According to the Office for National Statistics, the percentage of cohabiting couples living with children (including both heterosexual and same sex couples) increased from 7% in 1996 to 15% by 2016. Bearing in mind that these figures do not even begin to account for couples living together without children, it is clear that cohabitees represent a significant and fast-growing section of society.

Unfortunately, the law has been pretty tardy in coming to recognise this and to allow for the rights of such couples. Far from being “common law spouses” – there is, in fact, no legal basis for such a concept – the adults in such unions are considered to be legally distinct and separate entities and as a consequence, often find their pension, inheritance, financial and property rights are seriously undervalued.

However, the law is finding it increasingly difficult to fight against the tides of change; cohabitation is nowadays a social norm and the law needs to shift significantly to reflect this. Cohabitees might just be able to allow themselves a little optimism regarding the future.

The most recent illustration of the law’s move towards recognising the rights of cohabitees came with the case of Denise Brewster, a woman from Northern Ireland who, in a Supreme Court decision made on February 8th 2017, won the right to receive benefit from her deceased partner’s occupational pension scheme. Her legal action followed the tragically sudden and premature death of her partner of seven years, just two days after the two had become engaged.

Ms Brewster cited that she had been unlawfully discriminated against and the judgement finally brought Northern Ireland in line with England, Wales and Scotland in regard to pension rights for bereaved cohabitees.
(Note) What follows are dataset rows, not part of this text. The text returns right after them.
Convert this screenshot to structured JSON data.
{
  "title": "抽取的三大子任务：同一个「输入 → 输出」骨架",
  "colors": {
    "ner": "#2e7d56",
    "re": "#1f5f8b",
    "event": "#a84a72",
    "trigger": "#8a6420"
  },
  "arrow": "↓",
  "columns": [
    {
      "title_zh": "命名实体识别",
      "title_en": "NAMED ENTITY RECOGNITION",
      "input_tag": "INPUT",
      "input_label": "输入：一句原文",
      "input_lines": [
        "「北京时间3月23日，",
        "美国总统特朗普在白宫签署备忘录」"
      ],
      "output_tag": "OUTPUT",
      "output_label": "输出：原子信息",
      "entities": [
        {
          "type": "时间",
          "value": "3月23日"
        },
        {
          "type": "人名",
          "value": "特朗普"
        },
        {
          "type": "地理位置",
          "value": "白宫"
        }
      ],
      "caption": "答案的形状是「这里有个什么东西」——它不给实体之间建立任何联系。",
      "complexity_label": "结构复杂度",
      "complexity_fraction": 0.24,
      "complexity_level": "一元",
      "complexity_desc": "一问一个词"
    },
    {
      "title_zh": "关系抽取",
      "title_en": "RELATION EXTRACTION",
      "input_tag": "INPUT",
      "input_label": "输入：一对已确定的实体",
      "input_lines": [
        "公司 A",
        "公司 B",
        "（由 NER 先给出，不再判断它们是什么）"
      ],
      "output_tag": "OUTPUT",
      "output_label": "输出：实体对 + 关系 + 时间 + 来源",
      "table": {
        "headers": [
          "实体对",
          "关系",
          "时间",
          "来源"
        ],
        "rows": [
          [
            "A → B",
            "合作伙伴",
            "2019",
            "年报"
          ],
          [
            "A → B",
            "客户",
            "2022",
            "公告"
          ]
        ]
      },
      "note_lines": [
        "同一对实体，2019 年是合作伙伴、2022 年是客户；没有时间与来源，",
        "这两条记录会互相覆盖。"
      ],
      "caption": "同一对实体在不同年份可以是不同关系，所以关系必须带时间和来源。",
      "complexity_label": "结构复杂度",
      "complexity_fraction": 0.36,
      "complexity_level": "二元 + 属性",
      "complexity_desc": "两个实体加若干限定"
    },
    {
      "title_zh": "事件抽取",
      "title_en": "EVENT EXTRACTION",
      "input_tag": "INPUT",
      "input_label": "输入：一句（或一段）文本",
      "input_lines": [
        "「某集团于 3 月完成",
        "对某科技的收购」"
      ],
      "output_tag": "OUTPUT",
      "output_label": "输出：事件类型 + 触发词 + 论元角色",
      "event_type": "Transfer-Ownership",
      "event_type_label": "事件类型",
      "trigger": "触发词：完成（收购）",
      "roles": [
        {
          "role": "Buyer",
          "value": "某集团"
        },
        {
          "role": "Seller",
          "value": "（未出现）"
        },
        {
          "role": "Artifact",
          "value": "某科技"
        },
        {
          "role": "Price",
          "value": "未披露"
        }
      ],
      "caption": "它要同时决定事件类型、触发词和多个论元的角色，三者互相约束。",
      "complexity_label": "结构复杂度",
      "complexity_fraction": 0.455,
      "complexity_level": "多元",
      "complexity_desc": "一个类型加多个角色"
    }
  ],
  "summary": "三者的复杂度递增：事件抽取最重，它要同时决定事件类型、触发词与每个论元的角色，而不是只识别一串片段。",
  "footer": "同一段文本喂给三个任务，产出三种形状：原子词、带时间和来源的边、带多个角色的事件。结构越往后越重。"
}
The UK’s former pensions minister Sir Steve Webb, echoed the views of those working within family law when he described the situation as “totally unacceptable”. He added that the issue “needs to be addressed as a matter of urgency”.

“We need pension scheme rules which reflect the world we live in today, and not the world of 50 years ago,” he said.

In practical terms the ruling means that cohabitees now have rights to their partner’s pensions on death, giving them parity with married couples. However, it is important to remember that this decision does not redress inequalities in numerous other areas of the law. This is because cohabitation still does not alter a couple’s legal status in the way that a marriage or civil partnership does.

In the realms of family law, it is hoped that this judgement will provide significant impetus for the advancement of tax, inheritance and property rights across the UK for the more than six million cohabiting couples who reside here and end the apparent discrimination and penalties which have occurred in the past.

Family Law Services at the Wellers Law Group

For more information about any of the issues raised above, call our Family Law Services team on 01483 284567 for our Surrey team or 020 8464 4242 to talk to the Bromley team today to arrange an initial fixed fee interview, or email